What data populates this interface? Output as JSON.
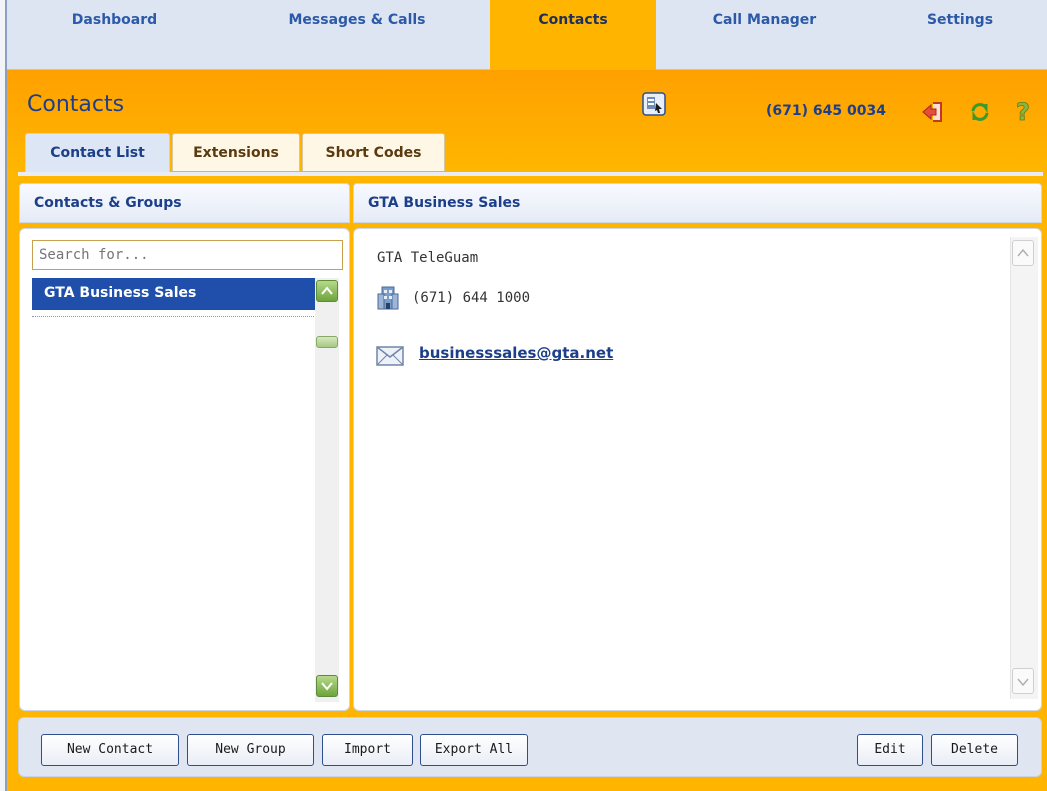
{
  "nav": {
    "tabs": [
      {
        "label": "Dashboard"
      },
      {
        "label": "Messages & Calls"
      },
      {
        "label": "Contacts"
      },
      {
        "label": "Call Manager"
      },
      {
        "label": "Settings"
      }
    ],
    "active": "Contacts"
  },
  "header": {
    "title": "Contacts",
    "phone": "(671) 645 0034",
    "icons": [
      "contact-card-icon",
      "logout-icon",
      "refresh-icon",
      "help-icon"
    ]
  },
  "subtabs": [
    {
      "label": "Contact List"
    },
    {
      "label": "Extensions"
    },
    {
      "label": "Short Codes"
    }
  ],
  "left_panel": {
    "title": "Contacts & Groups",
    "search_placeholder": "Search for...",
    "items": [
      {
        "label": "GTA Business Sales",
        "selected": true
      }
    ]
  },
  "right_panel": {
    "title": "GTA Business Sales",
    "company": "GTA TeleGuam",
    "phone": "(671) 644 1000",
    "email": "businesssales@gta.net"
  },
  "toolbar": {
    "new_contact": "New Contact",
    "new_group": "New Group",
    "import": "Import",
    "export_all": "Export All",
    "edit": "Edit",
    "delete": "Delete"
  },
  "colors": {
    "accent": "#ffb400",
    "nav_bg": "#dde5f2",
    "text_blue": "#1d3f8a",
    "selected_bg": "#1f4faa"
  }
}
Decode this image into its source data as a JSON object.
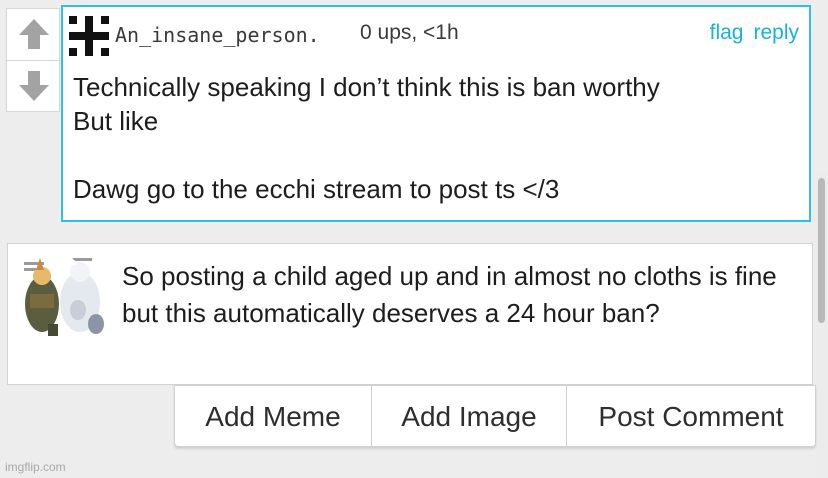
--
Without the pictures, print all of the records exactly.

What data populates this interface? Output as JSON.
{
  "nav": {
    "tabs": [
      {
        "label": "Dashboard"
      },
      {
        "label": "Messages & Calls"
      },
      {
        "label": "Contacts"
      },
      {
        "label": "Call Manager"
      },
      {
        "label": "Settings"
      }
    ],
    "active": "Contacts"
  },
  "header": {
    "title": "Contacts",
    "phone": "(671) 645 0034",
    "icons": [
      "contact-card-icon",
      "logout-icon",
      "refresh-icon",
      "help-icon"
    ]
  },
  "subtabs": [
    {
      "label": "Contact List"
    },
    {
      "label": "Extensions"
    },
    {
      "label": "Short Codes"
    }
  ],
  "left_panel": {
    "title": "Contacts & Groups",
    "search_placeholder": "Search for...",
    "items": [
      {
        "label": "GTA Business Sales",
        "selected": true
      }
    ]
  },
  "right_panel": {
    "title": "GTA Business Sales",
    "company": "GTA TeleGuam",
    "phone": "(671) 644 1000",
    "email": "businesssales@gta.net"
  },
  "toolbar": {
    "new_contact": "New Contact",
    "new_group": "New Group",
    "import": "Import",
    "export_all": "Export All",
    "edit": "Edit",
    "delete": "Delete"
  },
  "colors": {
    "accent": "#ffb400",
    "nav_bg": "#dde5f2",
    "text_blue": "#1d3f8a",
    "selected_bg": "#1f4faa"
  }
}
Decode this image into its source data as a JSON object.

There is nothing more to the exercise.